Last reviewed: November 23, 2010.
Autoimmune hepatitis is inflammation of the liver that occurs when immune cells mistake the liver’s normal cells for harmful invaders and attack them.
Causes, incidence, and risk factors
In patients who have an autoimmune disease, the immune system can’t tell the difference between healthy body tissue and harmful, outside substances. The result is an immune response that destroys normal body tissues.
Liver inflammation, or hepatitis may occur along with other autoimmune diseases, including:
Inflammatory bowel disease
Systemic lupus erythematosus
Type 1 diabetes
Autoimmune hepatitis sometimes occurs in relatives of people with autoimmune diseases, which suggests that there is a genetic cause.
This disease is most common in young girls and women.
General discomfort, uneasiness, or ill feeling (malaise)
Loss of appetite
Nausea or vomiting
Pale or clay-colored stools
Other symptoms that may occur with this disease include absence of menstruation (amenorrhea).
Signs and tests
Abnormal liver function tests
Liver biopsy showing chronic hepatitis
Tests for autoimmune hepatitis:
Anti-liver kidney microsome type 1 antibody (anti LKM-1)
Anti-nuclear antibody (ANA)
Anti-smooth muscle antibody (SMA)
Prednisone or other corticosteroid medications help reduce the inflammation. Azathioprine and 6-mercaptopurine are drugs used to treat other autoimmune disorders. They have been shown to help patients with autoimmune hepatitis, as well.
Some patients may receive a liver transplant.
The outcome varies.

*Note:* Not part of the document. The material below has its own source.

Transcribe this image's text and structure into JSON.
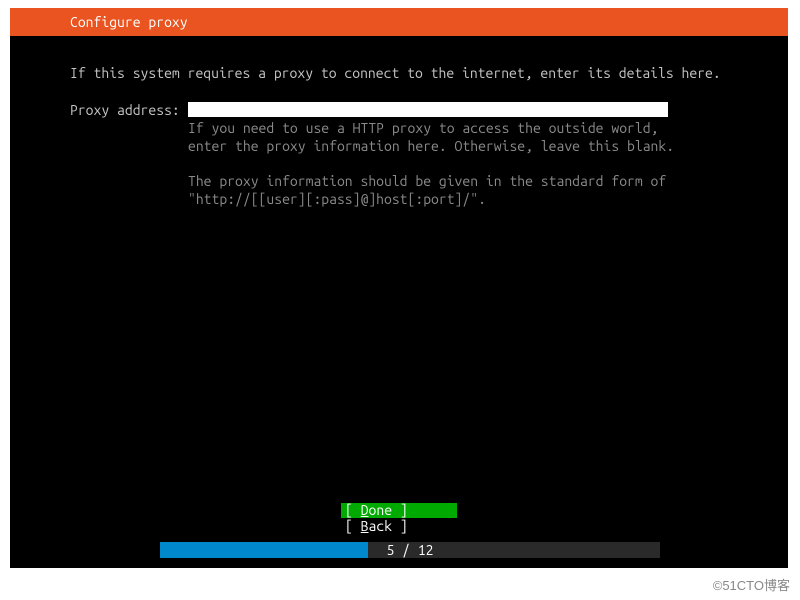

Corticosteroid therapy may slow the disease progression. However, autoimmune hepatitis may worsen to cirrhosis and require a liver transplant.
Complications related to steroids and other medications